Last year, the Obama Administration announced it was shifting the focus of its war on drugs away from foreign suppliers toward domestic users. But it is important to note that, from the vantage point of on-the-ground scientists who are performing research outside of the U.S., there has not been much change. Dr. Kendra McSweeney is one of those researchers and is also credited with connecting the dots between deforestation in Central American and the war on drugs. She is an associate professor of geology at Ohio State University who has been studying Honduras for over 20 years. McSweeney says that she and her team did not set out to study the murky world of the drug trade but that they could not ignore its impact either, especially in the context of their research.
In 2007, teams of U.S. scientists including McSweeney began to notice sweeping changes. Large swaths of forest were suddenly replaced by cattle grazing in pastures. Nature preserves had vast fields of crops growing inside their boundaries. McSweeney “wondered who had the money and impunity to do that,” which is what she said to National Geographic, who awarded her and her team a grant to further investigate the issue. When the team looked further into the matter, they found it was narco-traffickers. The results of that investigation were published in Science on Thursday under the title “Drug Policy as Conservation Policy: Narco-Deforestation.”
In the article, the authors emphasize that drug trafficking is accelerating the clearing of important rainforests that are crucial for ecological sustainability. The article further argues that U.S. led anti-trafficking efforts that began in Mexico around 2007 prompted traffickers to relocate their operations into more remote areas in countries such as Nicaragua, Guatemala, and Honduras. The consequences of this have been, according to McSweeney, ecologically devastating: “A baseline deforestation rate in this region was 20 sq km per year.” This number, in areas under the “narco-effect,” goes up to 60 sq km per year, and in some parts of Guatemala, the rates go even higher. The article calculates that the deforestation rate in some places goes up to a staggering 10 percent.
The research and its conclusions offer something that has not been widely considered and may prove to be a required facet of future research. It encourages scientists, and specifically ecological workers and biologists, to reconsider the notion that drug policy has nothing to do with science, and that there may be ecological benefits to winning the war on drugs. The article acknowledged as well that the rapid deforestation in Latin America cannot be attributed completely to drug trafficking. The impact of urban development encroaching into forest lands, illegal logging, and the need to convert forests into farms were also factored into the paper’s findings.
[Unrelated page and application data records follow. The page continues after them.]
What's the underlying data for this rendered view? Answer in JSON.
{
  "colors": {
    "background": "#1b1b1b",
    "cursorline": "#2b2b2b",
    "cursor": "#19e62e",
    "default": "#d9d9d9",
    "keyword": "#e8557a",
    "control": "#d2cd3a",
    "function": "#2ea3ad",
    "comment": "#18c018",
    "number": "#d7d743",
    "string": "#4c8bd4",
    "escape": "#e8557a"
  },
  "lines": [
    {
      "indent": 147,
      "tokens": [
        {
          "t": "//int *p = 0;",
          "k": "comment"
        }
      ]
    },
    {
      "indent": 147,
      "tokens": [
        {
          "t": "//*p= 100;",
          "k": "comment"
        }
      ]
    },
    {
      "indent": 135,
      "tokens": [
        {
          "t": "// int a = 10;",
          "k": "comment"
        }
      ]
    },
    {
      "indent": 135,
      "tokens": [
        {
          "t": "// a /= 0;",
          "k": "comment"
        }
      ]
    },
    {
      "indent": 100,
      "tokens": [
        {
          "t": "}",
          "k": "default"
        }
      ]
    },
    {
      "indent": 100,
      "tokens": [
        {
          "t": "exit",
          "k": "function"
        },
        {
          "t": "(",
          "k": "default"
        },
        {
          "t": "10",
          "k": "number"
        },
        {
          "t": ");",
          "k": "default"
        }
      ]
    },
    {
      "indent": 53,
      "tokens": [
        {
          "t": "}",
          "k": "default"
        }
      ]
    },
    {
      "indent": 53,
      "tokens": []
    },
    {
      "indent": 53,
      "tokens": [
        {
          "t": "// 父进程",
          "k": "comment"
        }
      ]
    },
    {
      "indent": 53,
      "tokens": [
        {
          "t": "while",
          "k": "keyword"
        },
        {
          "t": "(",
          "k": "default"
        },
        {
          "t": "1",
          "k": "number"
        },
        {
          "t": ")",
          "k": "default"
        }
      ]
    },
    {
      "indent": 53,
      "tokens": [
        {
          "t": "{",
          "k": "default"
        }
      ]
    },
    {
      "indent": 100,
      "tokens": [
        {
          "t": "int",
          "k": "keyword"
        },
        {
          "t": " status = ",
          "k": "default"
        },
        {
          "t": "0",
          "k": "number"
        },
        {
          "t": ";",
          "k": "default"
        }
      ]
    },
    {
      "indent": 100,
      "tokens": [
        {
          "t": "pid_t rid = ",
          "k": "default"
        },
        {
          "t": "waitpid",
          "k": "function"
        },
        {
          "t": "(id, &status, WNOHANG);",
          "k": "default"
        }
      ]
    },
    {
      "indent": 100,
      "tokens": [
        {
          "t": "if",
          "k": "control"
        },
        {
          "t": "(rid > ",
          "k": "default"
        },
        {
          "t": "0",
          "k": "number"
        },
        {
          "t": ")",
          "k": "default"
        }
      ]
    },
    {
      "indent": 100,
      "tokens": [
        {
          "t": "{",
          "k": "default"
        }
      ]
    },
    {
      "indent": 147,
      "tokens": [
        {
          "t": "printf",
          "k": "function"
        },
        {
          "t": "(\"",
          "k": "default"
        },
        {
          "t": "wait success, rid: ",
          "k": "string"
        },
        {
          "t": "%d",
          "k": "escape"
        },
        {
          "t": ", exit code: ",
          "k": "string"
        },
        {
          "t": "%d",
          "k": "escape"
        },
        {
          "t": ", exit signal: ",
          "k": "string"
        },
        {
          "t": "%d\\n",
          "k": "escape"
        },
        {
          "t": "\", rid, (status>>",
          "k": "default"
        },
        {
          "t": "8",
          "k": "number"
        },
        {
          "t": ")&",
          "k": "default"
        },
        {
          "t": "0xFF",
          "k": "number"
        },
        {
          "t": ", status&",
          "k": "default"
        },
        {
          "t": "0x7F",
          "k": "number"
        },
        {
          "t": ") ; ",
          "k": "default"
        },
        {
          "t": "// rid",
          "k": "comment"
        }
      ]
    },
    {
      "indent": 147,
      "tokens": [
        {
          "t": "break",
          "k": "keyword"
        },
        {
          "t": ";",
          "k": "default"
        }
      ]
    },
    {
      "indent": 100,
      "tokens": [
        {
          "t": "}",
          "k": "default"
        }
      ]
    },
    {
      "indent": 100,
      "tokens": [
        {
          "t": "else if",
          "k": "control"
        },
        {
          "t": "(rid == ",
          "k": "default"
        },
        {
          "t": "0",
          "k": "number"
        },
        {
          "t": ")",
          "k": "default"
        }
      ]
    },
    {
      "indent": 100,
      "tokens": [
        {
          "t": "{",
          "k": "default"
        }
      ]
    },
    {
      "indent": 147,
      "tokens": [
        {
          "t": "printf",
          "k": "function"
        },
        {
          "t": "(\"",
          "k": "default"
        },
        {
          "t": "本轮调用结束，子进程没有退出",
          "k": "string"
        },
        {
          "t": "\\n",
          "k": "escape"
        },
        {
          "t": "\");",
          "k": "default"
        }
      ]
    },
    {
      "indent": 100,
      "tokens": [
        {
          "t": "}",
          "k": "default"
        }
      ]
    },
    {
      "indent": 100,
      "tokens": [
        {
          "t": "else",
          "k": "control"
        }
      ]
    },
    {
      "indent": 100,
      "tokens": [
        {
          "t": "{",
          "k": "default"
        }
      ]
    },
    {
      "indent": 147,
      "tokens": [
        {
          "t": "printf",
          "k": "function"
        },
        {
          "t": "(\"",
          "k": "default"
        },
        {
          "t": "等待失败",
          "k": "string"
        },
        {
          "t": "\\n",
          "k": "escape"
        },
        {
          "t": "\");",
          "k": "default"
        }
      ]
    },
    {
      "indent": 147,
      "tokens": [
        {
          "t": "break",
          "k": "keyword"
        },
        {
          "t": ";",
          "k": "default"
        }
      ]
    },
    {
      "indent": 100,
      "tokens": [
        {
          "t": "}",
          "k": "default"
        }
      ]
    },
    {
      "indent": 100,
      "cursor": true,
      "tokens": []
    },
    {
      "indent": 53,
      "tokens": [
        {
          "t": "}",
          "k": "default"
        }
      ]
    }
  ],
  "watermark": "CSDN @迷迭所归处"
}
McSweeney and colleagues support a shift away from the policy of going after the traffickers to one focused on the user or demand side of the equation, one that would better shadow the changes being made in U.S. domestic policy in the war on drugs. This seems congruent and should be taken seriously, especially in light of the evidence McSweeney has provided that shows that not doing so may be partly to blame for the continued deforestation of Central American rainforests.
By Donna Westlund